# WHAT IS EXPECTED:
All that is needed is a count of the lines in this data that contain the word "name".

# DATA PROVIDED:
_____
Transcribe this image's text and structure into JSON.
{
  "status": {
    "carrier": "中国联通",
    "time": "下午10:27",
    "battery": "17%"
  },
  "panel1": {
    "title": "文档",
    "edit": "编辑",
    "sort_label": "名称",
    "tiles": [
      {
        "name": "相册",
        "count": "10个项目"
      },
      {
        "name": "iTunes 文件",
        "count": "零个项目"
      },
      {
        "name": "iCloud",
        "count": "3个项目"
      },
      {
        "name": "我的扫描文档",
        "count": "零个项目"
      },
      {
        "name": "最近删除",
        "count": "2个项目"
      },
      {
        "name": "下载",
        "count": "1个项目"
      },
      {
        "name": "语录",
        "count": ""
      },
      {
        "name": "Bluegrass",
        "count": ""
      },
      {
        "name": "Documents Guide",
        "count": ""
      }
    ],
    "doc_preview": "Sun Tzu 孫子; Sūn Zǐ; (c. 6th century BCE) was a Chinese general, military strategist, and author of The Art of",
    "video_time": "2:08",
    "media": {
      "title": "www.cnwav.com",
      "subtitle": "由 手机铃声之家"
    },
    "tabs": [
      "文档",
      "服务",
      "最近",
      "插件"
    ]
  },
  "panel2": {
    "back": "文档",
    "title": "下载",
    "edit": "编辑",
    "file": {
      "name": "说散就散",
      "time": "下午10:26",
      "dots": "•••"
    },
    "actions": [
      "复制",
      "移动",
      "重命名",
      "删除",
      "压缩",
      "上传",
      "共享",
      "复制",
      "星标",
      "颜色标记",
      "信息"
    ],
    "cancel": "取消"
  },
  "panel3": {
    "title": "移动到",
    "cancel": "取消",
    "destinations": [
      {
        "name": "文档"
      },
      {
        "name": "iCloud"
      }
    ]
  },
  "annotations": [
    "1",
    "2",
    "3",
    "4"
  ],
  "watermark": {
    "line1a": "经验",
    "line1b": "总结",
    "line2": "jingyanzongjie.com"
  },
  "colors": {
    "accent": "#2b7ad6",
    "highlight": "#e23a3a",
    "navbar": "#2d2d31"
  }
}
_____
# REPLY TO THE EXERCISE:
12